The new and improved LinkedIn makes it even easier to private message contacts. Now there’s a pop-up “Messaging” window on the bottom right of your home page screen that allows you to quickly and easily select one of your contacts and shoot them off a message without leaving the LinkedIn homepage feed. And, when you receive messages, new “smart replies” automation provides three automated replies you can select – no typing required. Adding personalization to the automated message – like: Thanks, Jane – is coming soon.

  1. Easy Searching

New search features offer a universal search box that lets users search by people, jobs, companies, groups and schools. You can search all of these LinkedIn categories with a single, unified keyword(s) – all of the relevant items will come up on one page, and you can toggle between different categories. Before this change, you had to search in each category separately.

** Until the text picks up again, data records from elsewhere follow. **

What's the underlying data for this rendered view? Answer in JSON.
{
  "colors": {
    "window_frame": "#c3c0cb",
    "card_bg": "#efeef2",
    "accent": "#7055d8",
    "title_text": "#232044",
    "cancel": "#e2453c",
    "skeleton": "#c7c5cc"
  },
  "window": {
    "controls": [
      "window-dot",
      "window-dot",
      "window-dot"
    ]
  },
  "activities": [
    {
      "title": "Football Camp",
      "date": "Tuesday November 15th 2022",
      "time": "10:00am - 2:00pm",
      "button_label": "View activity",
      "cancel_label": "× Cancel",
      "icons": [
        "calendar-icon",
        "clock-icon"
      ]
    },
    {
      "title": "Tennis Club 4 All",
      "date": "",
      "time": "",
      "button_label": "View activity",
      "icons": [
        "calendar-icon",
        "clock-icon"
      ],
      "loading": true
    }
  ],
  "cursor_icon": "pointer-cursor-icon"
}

  1. Trending Topics At A Glance

LinkedIn is taking its cue from Facebook, adding an algorithm that selects trending stories for this news feed on the top right of your home page. This move makes it easier for users to engage within the system.

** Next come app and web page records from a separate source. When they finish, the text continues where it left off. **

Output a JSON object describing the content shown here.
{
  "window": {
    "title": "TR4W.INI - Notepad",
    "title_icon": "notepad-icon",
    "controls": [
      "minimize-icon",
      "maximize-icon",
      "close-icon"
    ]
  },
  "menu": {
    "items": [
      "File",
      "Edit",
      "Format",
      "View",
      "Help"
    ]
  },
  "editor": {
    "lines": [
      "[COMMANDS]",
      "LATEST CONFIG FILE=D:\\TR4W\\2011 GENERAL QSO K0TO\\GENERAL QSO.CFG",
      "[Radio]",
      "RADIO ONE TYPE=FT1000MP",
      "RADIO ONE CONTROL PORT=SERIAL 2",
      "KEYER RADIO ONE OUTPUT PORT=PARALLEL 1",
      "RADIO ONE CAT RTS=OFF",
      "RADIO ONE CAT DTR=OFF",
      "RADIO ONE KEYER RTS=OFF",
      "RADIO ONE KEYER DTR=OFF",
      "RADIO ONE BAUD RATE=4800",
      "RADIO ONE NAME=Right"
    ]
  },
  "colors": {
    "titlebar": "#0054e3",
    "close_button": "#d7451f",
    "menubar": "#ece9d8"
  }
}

  1. More Analytics

 This one is really good. LinkedIn now provides more analytics so you know how other users interact with your content you post. LinkedIn now shows you things like who liked your content, the company they work for, their job title, where they are located, and where they found your content. If that weren’t enough, the system will also suggest additional articles to share with your network to increase engagement.

  1. Native Videos

Remember how frustrating it used to be to try to embed video into LinkedIn?! Now LinkedIn lets you upload native videos directly to LinkedIn using its mobile app. In addition to being convenient, this enhancement also helps the videos on company pages appear more authentic/organic and less “corporate.”

  1. Blogging Interface

Now you can create a blog post from your home page by clicking on the “Write An Article” link in the top box on your home screen. Before you had to navigate to another page called LinkedIn Pulse and write your post there.

  1. Learning Center

The new “Learning” option in your top navigation bar enables you to enter a skill set that are of interest to you and then access pertinent content that informs you on a multitude of subjects that meet your criteria.

With these changes, it’s likely LinkedIn users could start using this platform even more, which would definitely capture the attention of marketers wanting to reach prospects where they are. You may want to consider creating more LinkedIn campaigns and content for the site.

If it’s been awhile since you’ve checked out LinkedIn, I suggest you log on and see how this platform can help your business.